How to troubleshoot a fully enclosed magnet | Part 1


Disassembling your fully enclosed hydraulic magnet

Welcome the Moley Magnetics educational video series. We’ve got an exciting and informative episode lined up for you. We’ll be getting into the basics of troubleshooting our hydraulic magnets and learning how to troubleshoot them like a pro. If you’ve ever wanted to know how to fix these hydraulic magnets when they act up, you’re in the right place. So, let’s jump right in!”

Keep in mind to conduct regular inspections based on usage or if damage is suspected. By removing the three viewing panels and inspecting for broken parts and hydraulic leaks, you can prevent many issues. Address these concerns before operating the magnet.

Tools Needed

Before we get our hands dirty, let’s talk tools. Having the right equipment is half the battle. You will need the following tools: 5mm Allen wrench, 13mm open end wrench, 8mm socket with ratchet, 1 1/16” wrench, 1 ¼” wrench,  Philips head screw driver, pry bar, rubber mallet, multi meter and parts tray and don’t forget your PPE!

Taking Apart Your Fully Enclosed Hydraulic Magnet

Time to roll up those sleeves! We’re going to guide you step by step on taking apart a hydraulic magnet. Remember, patience is key.

Carefully remove the screws from the 3 pin cover plates with a 5 mm Allen wrench.  These covers protect the pins that allow you to remove the top.

Next use the 5 mm Allen wrench to remove 3 viewing panel covers.

Next use a 13 mm wrench to remove the two bolts holding the retaining clip in place.

Slide the 3 pins out

Using a pry bar can be useful to work the pins out

Next disconnect two hydraulic lines by unscrewing the hose from the bottom of the bulk head fitting.

Now the cover is ready to be lifted off but can’t be done by one person.  Use an appropriate and safe lifting method.

Remove (4) 8mm nuts and 4 Philips head screws from the yellow control box cover.


How to troubleshoot a fully enclosed hydraulic magnet

How to troubleshoot a fully enclosed magnet | Part 2



Inspecting for Issues

Welcome to the second installment of our hydraulic troubleshooting series. Today, we’re diving into inspecting your hydraulic magnet. But before we begin, remember to gather the necessary tools outlined in part one of this video. Let’s get started!

The tasks ahead can be avoided with regular maintenance. If the magnet collides with stationary objects or is exposed to forces beyond its intended scope of work, its performance can suffer. It’s critical to perform routine inspections, taking into account the magnet’s usage, and if any damage is suspected, utilize the three viewing panels for a brief inspection. These checks are quick and can save you from future headaches. The inspection process includes:
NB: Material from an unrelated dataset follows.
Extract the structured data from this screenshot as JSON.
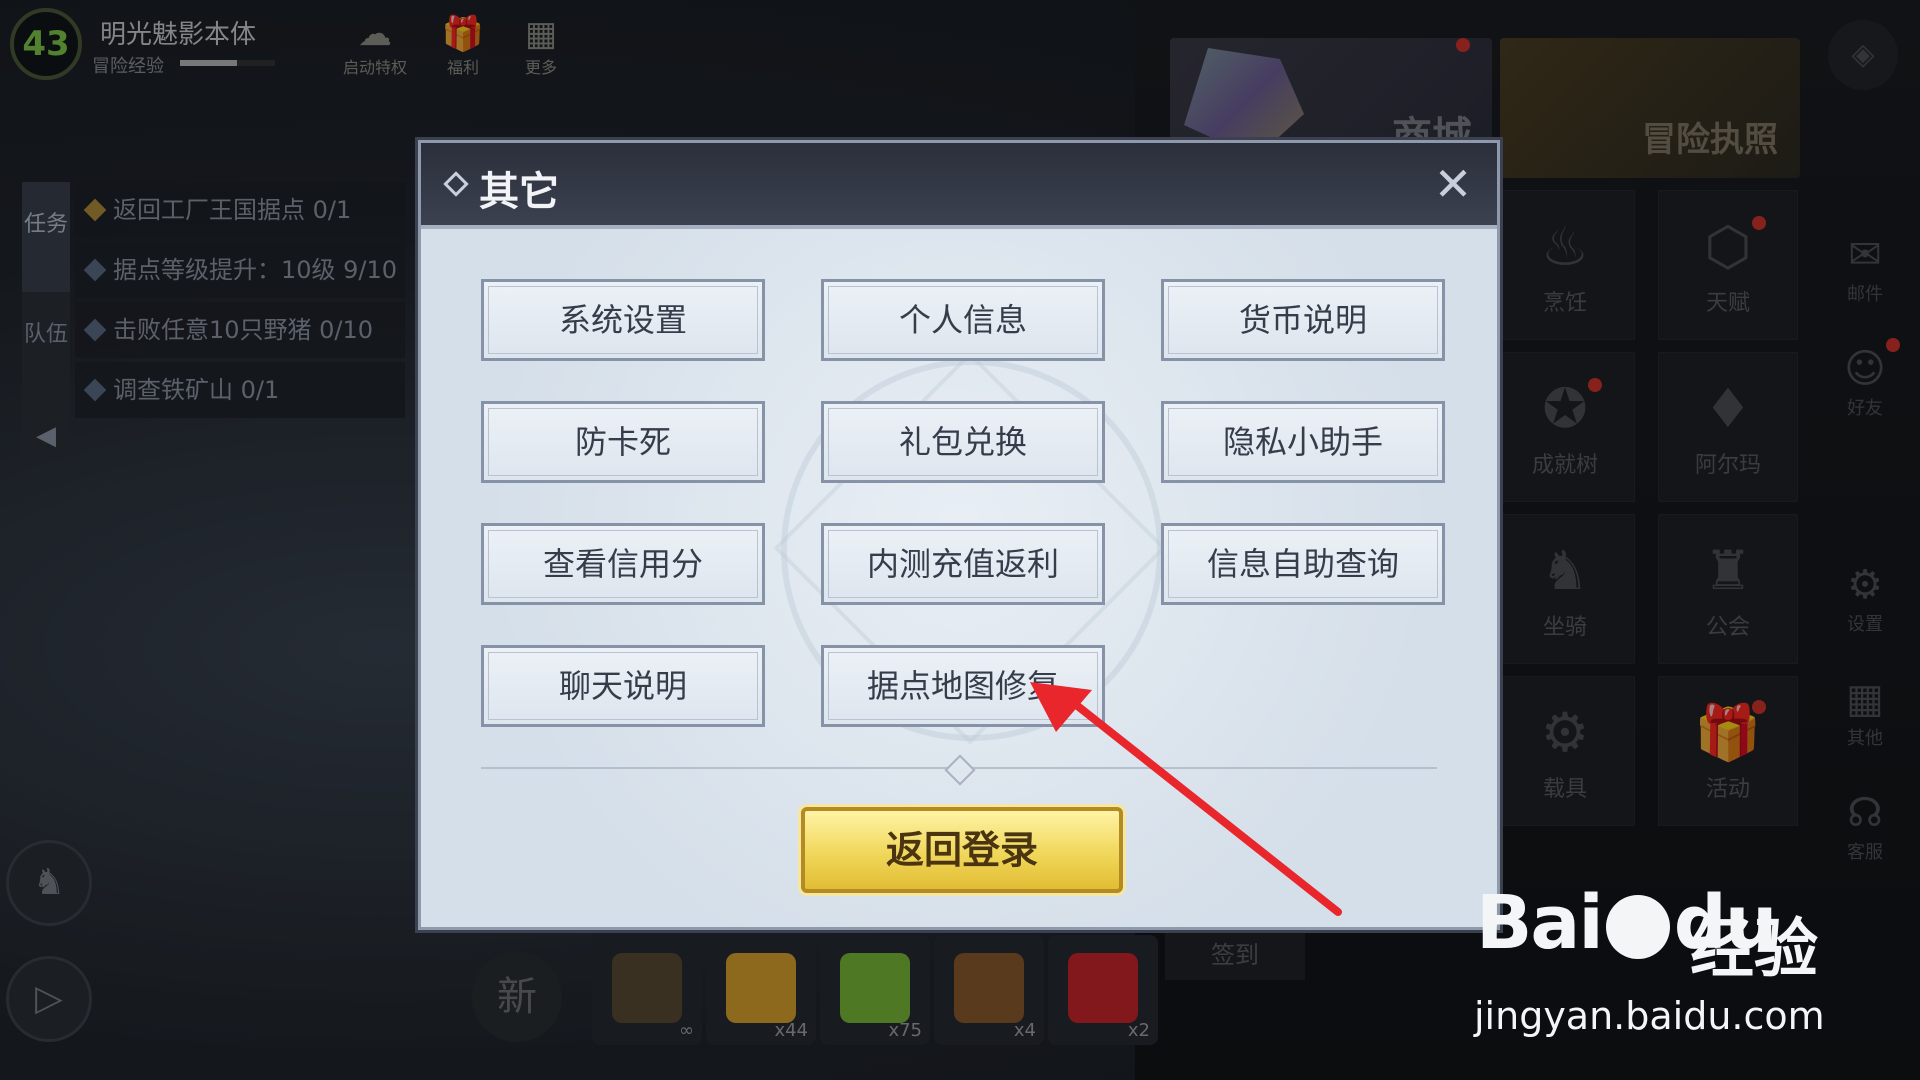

Opening the three viewing panels using your 5 mm Allen wrench and checking for broken mounts and excessive oil.

We will visually inspect the hydraulic magnet for several key issues. We’ll be on the lookout for hydraulic leaks, damaged rubber mounts, any signs of broken, burned, or damaged components within the control box, generator or resistor.  Let’s carefully examine each of these potential problems.

Once all defects identified and corrected, now its time to test magnet operation. We are going to leave the magnet apart while we reconnect the hydraulic lines to the machine or a hydraulic test pack.  When testing, make sure the tool to test the magnet is producing the correct flow and pressure. And make sure you have the proper PPE!

Perform a test for AC voltage on the generator output using a multimeter. The voltage should be within range of 165 to175 volts.

Test all 3 combinations of L1 to L2, L2 to L3, L3 to L1


If there is either no voltage or an imbalance in voltage, it suggests a potential issue with the generator or requires further diagnostic work. Reach out to Moley Magnetics and Equipment for additional technical support and assistance.

Lastly, we will inspect the voltage output directed to the magnet, measuring between the two terminals labeled ‘M’. This value should be 220 to 230 volts DC as long as the generator is set properly.

If there’s no output or insufficient voltage output, it’s likely there’s an issue with the magnet controller, necessitating further diagnostics. If you encounter this problem, please reach out to our support team for assistance.


There you have it! Troubleshooting a hydraulic magnet doesn’t have to be daunting. Armed with the right knowledge and tools, you can tackle it confidently. When in doubt, reach out to us at 844.662.4638 or email us at


Want to learn more, check out our fully enclosed hydraulic magnets